Unlimited Cellular Voice

by Colin Berkshire

Colin here.

What is happening to your voice traffic?

I recently was talking with a telcom guy and asked what the trend was for voice traffic. I suspected  our data traffic was declining, but how much?

Getting at these numbers isn’t as easy as it used to be. We no longer bill internally for long distance, so we don’t have the interdepartmental telcom billing program to give us usage reports. (We used to be able to see usage by department, building, region, etc. But now that it isn’t billed we don’t get that stuff.)

After almost two weeks the telcom guy got back to me. He had gotten somebody in the IT department to randomly sniff packets at the gateway and he took random samples to determine how much was voice and VOIP and how much was other data. I’m not a traffic sniffer expert, but I get the concept that through what they called “stateful packet inspection” they can determine what is going through the gateway. I’m not sure if it gets all the voice enabled messaging apps.

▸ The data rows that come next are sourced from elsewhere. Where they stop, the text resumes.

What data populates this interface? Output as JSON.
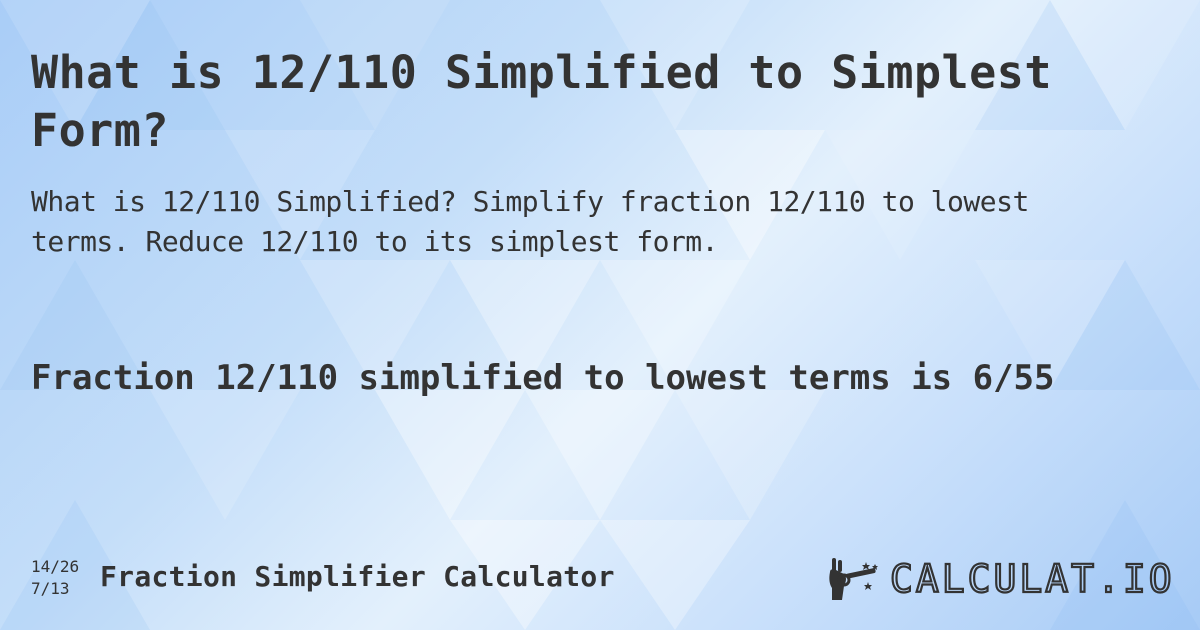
{
  "page": {
    "title": "What is 12/110 Simplified to Simplest Form?",
    "description": "What is 12/110 Simplified? Simplify fraction 12/110 to lowest terms. Reduce 12/110 to its simplest form.",
    "answer": "Fraction 12/110 simplified to lowest terms is 6/55"
  },
  "footer": {
    "fraction_top": "14/26",
    "fraction_bottom": "7/13",
    "calculator_name": "Fraction Simplifier Calculator",
    "logo_text": "CALCULAT.IO",
    "logo_icon": "magic-wand-hand-icon"
  },
  "colors": {
    "text": "#333333",
    "background_light": "#e3f0fc",
    "background_blue": "#a9cdf7"
  }
}
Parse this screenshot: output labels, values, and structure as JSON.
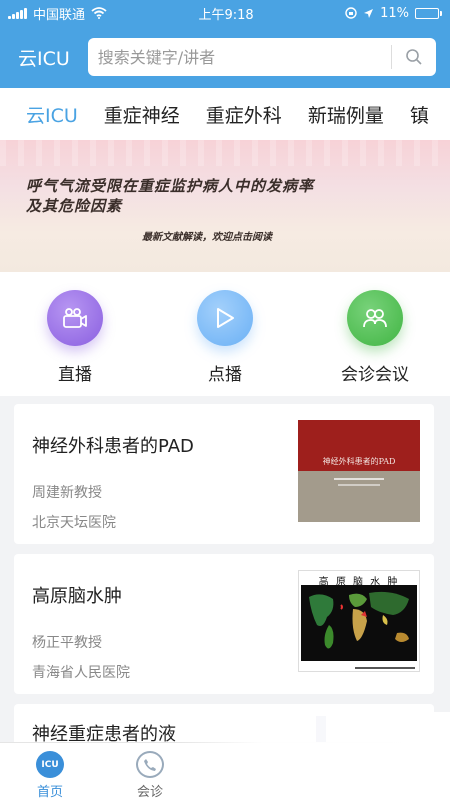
{
  "status": {
    "carrier": "中国联通",
    "time": "上午9:18",
    "battery": "11%",
    "battery_level": 0.11
  },
  "header": {
    "brand": "云ICU",
    "search_placeholder": "搜索关键字/讲者"
  },
  "tabs": [
    {
      "label": "云ICU",
      "active": true
    },
    {
      "label": "重症神经"
    },
    {
      "label": "重症外科"
    },
    {
      "label": "新瑞例量"
    },
    {
      "label": "镇"
    }
  ],
  "banner": {
    "line1": "呼气气流受限在重症监护病人中的发病率",
    "line2": "及其危险因素",
    "sub": "最新文献解读，欢迎点击阅读"
  },
  "quick": [
    {
      "label": "直播",
      "icon": "video-camera-icon",
      "color": "#8a5fe0"
    },
    {
      "label": "点播",
      "icon": "play-icon",
      "color": "#6ab0f5"
    },
    {
      "label": "会诊会议",
      "icon": "group-icon",
      "color": "#41b543"
    }
  ],
  "cards": [
    {
      "title": "神经外科患者的PAD",
      "speaker": "周建新教授",
      "hospital": "北京天坛医院",
      "thumb_title": "神经外科患者的PAD"
    },
    {
      "title": "高原脑水肿",
      "speaker": "杨正平教授",
      "hospital": "青海省人民医院",
      "thumb_title": "高 原 脑 水 肿"
    },
    {
      "title": "神经重症患者的液"
    }
  ],
  "tabbar": [
    {
      "label": "首页",
      "icon": "icu-icon",
      "active": true
    },
    {
      "label": "会诊"
    }
  ]
}
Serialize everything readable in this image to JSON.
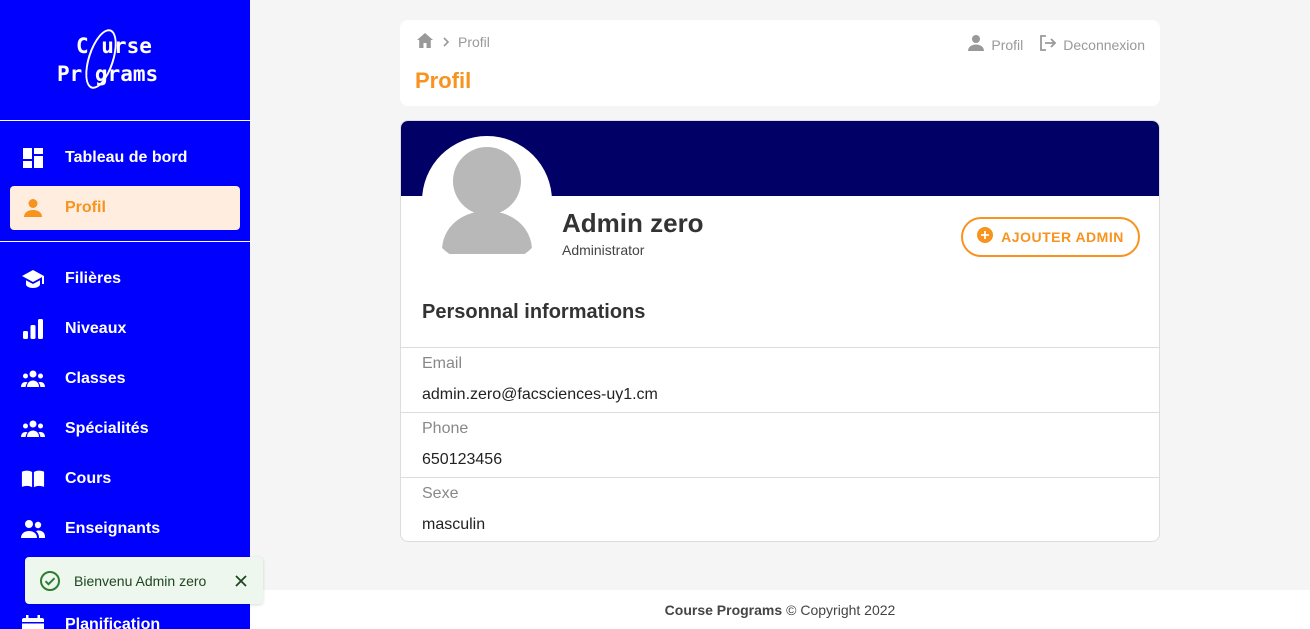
{
  "brand": {
    "line1": "C urse",
    "line2": "Pr grams"
  },
  "sidebar": {
    "items": [
      {
        "label": "Tableau de bord",
        "icon": "dashboard-icon"
      },
      {
        "label": "Profil",
        "icon": "person-icon",
        "active": true
      },
      {
        "label": "Filières",
        "icon": "graduation-cap-icon"
      },
      {
        "label": "Niveaux",
        "icon": "bar-chart-icon"
      },
      {
        "label": "Classes",
        "icon": "group-icon"
      },
      {
        "label": "Spécialités",
        "icon": "group-icon"
      },
      {
        "label": "Cours",
        "icon": "book-icon"
      },
      {
        "label": "Enseignants",
        "icon": "people-icon"
      },
      {
        "label": "Planification",
        "icon": "calendar-icon"
      }
    ]
  },
  "breadcrumb": {
    "current": "Profil"
  },
  "header": {
    "title": "Profil",
    "profile_link": "Profil",
    "logout_link": "Deconnexion"
  },
  "profile": {
    "name": "Admin zero",
    "role": "Administrator",
    "add_button": "AJOUTER ADMIN",
    "section_title": "Personnal informations",
    "fields": [
      {
        "label": "Email",
        "value": "admin.zero@facsciences-uy1.cm"
      },
      {
        "label": "Phone",
        "value": "650123456"
      },
      {
        "label": "Sexe",
        "value": "masculin"
      }
    ]
  },
  "footer": {
    "brand": "Course Programs",
    "copyright": "© Copyright 2022"
  },
  "toast": {
    "message": "Bienvenu Admin zero"
  },
  "colors": {
    "sidebar": "#0000ff",
    "accent": "#f7931e",
    "banner": "#000066",
    "toast_bg": "#edf7ed",
    "success": "#2e7d32"
  }
}
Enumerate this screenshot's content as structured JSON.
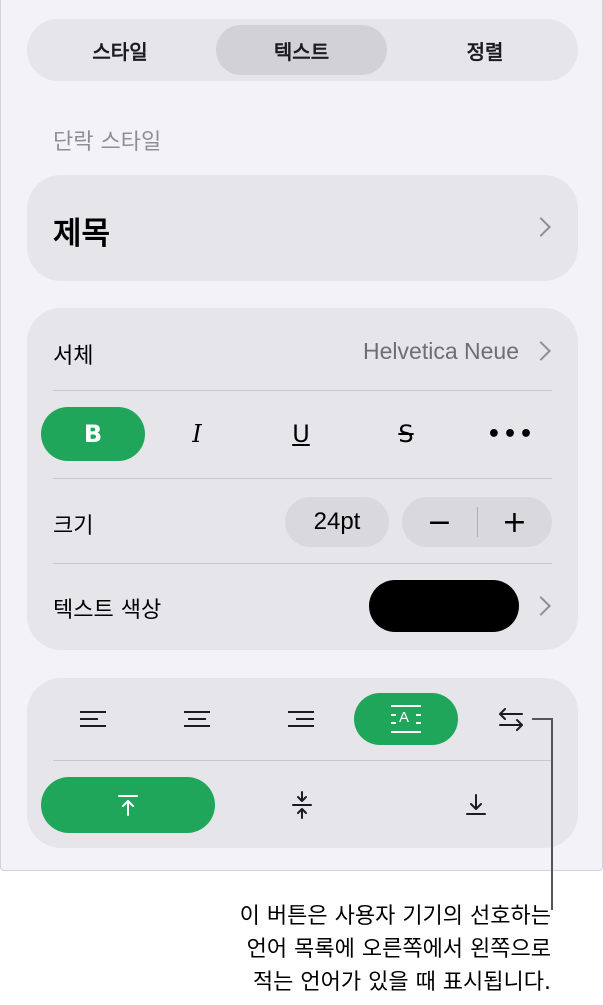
{
  "tabs": [
    {
      "label": "스타일",
      "active": false
    },
    {
      "label": "텍스트",
      "active": true
    },
    {
      "label": "정렬",
      "active": false
    }
  ],
  "paragraph_style": {
    "section_label": "단락 스타일",
    "value": "제목"
  },
  "font": {
    "label": "서체",
    "value": "Helvetica Neue"
  },
  "format_buttons": {
    "bold": "B",
    "italic": "I",
    "underline": "U",
    "strikethrough": "S",
    "more": "•••",
    "bold_active": true
  },
  "size": {
    "label": "크기",
    "value": "24pt",
    "decrement": "−",
    "increment": "+"
  },
  "text_color": {
    "label": "텍스트 색상",
    "color": "#000000"
  },
  "alignment": {
    "options": [
      "align-left",
      "align-center",
      "align-right",
      "justify",
      "right-to-left"
    ],
    "active": "justify",
    "justify_glyph": "A"
  },
  "vertical_alignment": {
    "top": "⊤",
    "middle": "middle",
    "bottom": "bottom",
    "active": "top"
  },
  "accent_color": "#1fa65a",
  "callout": {
    "line1": "이 버튼은 사용자 기기의 선호하는",
    "line2": "언어 목록에 오른쪽에서 왼쪽으로",
    "line3": "적는 언어가 있을 때 표시됩니다."
  }
}
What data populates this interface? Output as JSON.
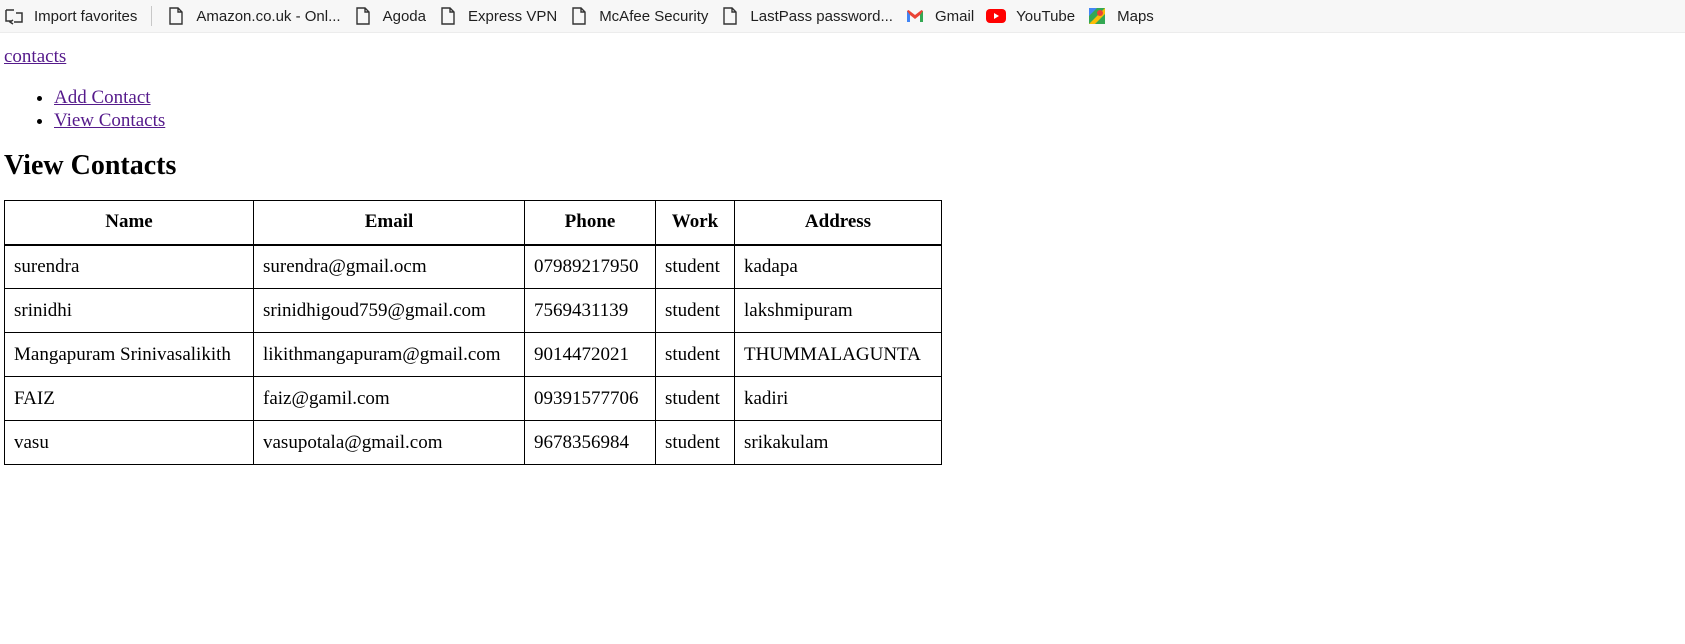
{
  "bookmarks": {
    "items": [
      {
        "label": "Import favorites",
        "icon": "import-icon"
      },
      {
        "label": "Amazon.co.uk - Onl...",
        "icon": "page-icon"
      },
      {
        "label": "Agoda",
        "icon": "page-icon"
      },
      {
        "label": "Express VPN",
        "icon": "page-icon"
      },
      {
        "label": "McAfee Security",
        "icon": "page-icon"
      },
      {
        "label": "LastPass password...",
        "icon": "page-icon"
      },
      {
        "label": "Gmail",
        "icon": "gmail-icon"
      },
      {
        "label": "YouTube",
        "icon": "youtube-icon"
      },
      {
        "label": "Maps",
        "icon": "maps-icon"
      }
    ]
  },
  "nav": {
    "brand": "contacts",
    "links": [
      "Add Contact",
      "View Contacts"
    ]
  },
  "main": {
    "heading": "View Contacts",
    "table": {
      "headers": [
        "Name",
        "Email",
        "Phone",
        "Work",
        "Address"
      ],
      "rows": [
        [
          "surendra",
          "surendra@gmail.ocm",
          "07989217950",
          "student",
          "kadapa"
        ],
        [
          "srinidhi",
          "srinidhigoud759@gmail.com",
          "7569431139",
          "student",
          "lakshmipuram"
        ],
        [
          "Mangapuram Srinivasalikith",
          "likithmangapuram@gmail.com",
          "9014472021",
          "student",
          "THUMMALAGUNTA"
        ],
        [
          "FAIZ",
          "faiz@gamil.com",
          "09391577706",
          "student",
          "kadiri"
        ],
        [
          "vasu",
          "vasupotala@gmail.com",
          "9678356984",
          "student",
          "srikakulam"
        ]
      ]
    }
  },
  "colors": {
    "link": "#551a8b",
    "bookmark_bar_bg": "#f7f7f7",
    "gmail_red": "#ea4335",
    "youtube_red": "#ff0000"
  }
}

I’m always one to want numbers to be “sanity checked” and when the stats came in they knew they had better check things because the numbers looked funny. The very simple answer was that our voice traffic was way, way down. The total number of calls, the total CCS per station, our monthly billings, the number of minutes of toll-free that we are charged…all of it is way down.

It is very difficult with the level of reporting that our company has to compare traffic this year with 5 or 10 years ago. In part, it is measured differently, in part we have moved a lot of functions around between facilities and countries, and in part we don’t have a lot of the old historical records.

But an educated guess seems to be that our voice traffic seems to be down about 25% to 40% from what it was five years ago. Our headcount isn’t much different. So that would lead me to believe we’re talking less on the phone than we used to.

We don’t have great stats on this one. So I would love to hear what measurements and experiences others are seeing in their organizations. Is this a general trend of voice traffic being in decline?

I guess it makes sense that it would be in decline when the cell phone companies are offering flat-rate unlimited calling packages so willingly. There’s lots of ways to get free voice, and that’s probably the right tactic when consumption is declining.